## To do
Report every line below that carries the word "screenshot".

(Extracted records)
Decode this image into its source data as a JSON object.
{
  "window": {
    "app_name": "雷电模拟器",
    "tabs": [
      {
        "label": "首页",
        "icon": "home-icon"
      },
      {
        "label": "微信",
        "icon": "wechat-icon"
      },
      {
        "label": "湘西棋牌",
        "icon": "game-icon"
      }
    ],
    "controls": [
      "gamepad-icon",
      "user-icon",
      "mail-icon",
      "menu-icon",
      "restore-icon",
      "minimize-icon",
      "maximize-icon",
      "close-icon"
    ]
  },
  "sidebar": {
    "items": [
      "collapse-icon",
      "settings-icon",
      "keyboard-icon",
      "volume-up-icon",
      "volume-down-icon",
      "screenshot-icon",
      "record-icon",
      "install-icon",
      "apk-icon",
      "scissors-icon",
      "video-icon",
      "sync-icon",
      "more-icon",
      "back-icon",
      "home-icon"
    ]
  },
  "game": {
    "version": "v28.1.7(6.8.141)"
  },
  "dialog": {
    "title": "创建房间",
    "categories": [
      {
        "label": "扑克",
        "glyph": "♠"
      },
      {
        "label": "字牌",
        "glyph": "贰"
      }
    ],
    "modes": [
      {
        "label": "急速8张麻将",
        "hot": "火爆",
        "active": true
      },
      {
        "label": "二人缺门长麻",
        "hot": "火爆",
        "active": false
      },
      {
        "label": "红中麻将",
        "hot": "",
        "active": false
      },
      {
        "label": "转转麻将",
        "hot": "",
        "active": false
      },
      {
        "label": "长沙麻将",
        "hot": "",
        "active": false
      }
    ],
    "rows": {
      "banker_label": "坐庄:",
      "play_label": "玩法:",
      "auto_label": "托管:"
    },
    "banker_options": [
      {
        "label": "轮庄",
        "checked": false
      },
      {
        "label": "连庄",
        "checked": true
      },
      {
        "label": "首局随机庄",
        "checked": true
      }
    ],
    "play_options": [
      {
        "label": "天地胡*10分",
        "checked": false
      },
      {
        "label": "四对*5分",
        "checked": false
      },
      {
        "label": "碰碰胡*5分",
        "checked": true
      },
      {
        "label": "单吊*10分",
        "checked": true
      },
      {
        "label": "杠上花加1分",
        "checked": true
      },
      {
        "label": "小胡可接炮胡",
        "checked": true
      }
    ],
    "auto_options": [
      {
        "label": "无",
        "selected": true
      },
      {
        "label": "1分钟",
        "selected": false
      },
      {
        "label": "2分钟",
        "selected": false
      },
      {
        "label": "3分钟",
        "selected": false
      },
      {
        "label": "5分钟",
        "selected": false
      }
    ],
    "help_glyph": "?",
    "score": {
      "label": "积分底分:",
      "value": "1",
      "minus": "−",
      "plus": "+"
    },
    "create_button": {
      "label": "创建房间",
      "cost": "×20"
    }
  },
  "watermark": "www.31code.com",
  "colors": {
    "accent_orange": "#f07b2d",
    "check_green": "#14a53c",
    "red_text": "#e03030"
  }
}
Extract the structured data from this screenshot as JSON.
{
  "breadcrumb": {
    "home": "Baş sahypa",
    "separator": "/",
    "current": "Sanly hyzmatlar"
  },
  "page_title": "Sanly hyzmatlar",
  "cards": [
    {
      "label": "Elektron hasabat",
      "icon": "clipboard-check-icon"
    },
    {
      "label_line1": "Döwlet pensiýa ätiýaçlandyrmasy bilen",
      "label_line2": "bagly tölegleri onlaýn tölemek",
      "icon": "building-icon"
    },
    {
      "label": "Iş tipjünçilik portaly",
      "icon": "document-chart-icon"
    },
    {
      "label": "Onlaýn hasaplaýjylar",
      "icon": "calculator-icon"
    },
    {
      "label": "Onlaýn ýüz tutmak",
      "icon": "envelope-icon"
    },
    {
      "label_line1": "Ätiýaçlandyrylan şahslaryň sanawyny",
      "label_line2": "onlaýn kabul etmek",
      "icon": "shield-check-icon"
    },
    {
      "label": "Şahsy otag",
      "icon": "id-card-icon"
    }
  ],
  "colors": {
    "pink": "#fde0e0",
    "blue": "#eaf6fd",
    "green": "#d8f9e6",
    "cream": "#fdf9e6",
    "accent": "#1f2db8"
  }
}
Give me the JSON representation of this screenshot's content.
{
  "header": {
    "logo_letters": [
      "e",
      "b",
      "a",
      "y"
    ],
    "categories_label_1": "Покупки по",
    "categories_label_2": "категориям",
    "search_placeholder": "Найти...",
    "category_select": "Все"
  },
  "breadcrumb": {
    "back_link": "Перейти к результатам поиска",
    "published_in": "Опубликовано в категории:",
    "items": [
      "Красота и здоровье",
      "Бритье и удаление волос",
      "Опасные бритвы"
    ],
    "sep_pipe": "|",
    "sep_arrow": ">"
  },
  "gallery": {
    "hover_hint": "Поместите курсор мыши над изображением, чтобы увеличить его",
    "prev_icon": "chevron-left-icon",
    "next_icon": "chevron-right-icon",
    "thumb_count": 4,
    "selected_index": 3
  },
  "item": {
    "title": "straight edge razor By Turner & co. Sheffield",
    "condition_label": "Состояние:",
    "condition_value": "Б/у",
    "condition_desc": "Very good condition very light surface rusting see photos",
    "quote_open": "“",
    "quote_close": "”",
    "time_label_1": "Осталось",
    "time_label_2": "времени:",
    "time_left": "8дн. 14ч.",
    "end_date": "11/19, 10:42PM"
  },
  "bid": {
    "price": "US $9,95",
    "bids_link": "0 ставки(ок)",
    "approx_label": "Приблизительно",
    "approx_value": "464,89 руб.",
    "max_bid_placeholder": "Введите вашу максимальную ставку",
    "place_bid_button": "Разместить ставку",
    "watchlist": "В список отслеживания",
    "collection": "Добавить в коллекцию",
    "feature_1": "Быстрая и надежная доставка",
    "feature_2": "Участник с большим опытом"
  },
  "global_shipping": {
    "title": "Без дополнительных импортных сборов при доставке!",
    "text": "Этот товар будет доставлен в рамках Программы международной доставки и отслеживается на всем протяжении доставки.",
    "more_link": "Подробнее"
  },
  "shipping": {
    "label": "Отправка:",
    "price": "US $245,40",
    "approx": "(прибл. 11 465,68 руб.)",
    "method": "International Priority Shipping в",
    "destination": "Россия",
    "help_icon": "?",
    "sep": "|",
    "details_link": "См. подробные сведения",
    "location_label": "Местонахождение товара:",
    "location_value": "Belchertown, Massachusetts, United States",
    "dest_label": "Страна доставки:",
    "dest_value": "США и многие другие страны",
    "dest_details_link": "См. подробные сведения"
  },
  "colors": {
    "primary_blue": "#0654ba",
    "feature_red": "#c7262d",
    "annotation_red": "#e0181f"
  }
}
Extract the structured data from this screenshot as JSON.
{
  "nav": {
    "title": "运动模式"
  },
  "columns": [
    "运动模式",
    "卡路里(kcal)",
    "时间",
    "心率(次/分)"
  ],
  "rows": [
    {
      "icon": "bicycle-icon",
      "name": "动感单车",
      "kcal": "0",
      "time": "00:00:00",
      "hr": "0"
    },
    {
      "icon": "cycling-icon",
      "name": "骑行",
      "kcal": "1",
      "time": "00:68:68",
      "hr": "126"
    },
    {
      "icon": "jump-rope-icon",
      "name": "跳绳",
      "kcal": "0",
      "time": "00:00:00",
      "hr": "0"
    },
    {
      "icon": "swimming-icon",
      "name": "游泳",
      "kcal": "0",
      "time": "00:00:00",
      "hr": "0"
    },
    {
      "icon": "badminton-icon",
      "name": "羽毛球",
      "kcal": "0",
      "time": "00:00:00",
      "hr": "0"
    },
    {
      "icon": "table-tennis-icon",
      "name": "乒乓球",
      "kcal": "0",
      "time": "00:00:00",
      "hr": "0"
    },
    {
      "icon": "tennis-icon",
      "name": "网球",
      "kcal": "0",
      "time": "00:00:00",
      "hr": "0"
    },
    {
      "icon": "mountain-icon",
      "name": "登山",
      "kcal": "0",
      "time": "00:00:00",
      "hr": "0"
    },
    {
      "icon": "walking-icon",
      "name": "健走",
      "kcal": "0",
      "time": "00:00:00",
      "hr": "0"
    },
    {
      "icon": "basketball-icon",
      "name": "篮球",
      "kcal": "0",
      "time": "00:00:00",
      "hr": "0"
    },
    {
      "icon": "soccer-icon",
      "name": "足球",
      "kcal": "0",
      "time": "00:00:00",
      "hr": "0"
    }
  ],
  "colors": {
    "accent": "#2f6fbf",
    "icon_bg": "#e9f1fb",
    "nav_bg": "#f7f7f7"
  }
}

## Your response
      "screenshot-icon",
Extract the structured data from this screenshot as JSON.
Give me the JSON representation of this screenshot's content.
Extract the structured data from this screenshot as JSON.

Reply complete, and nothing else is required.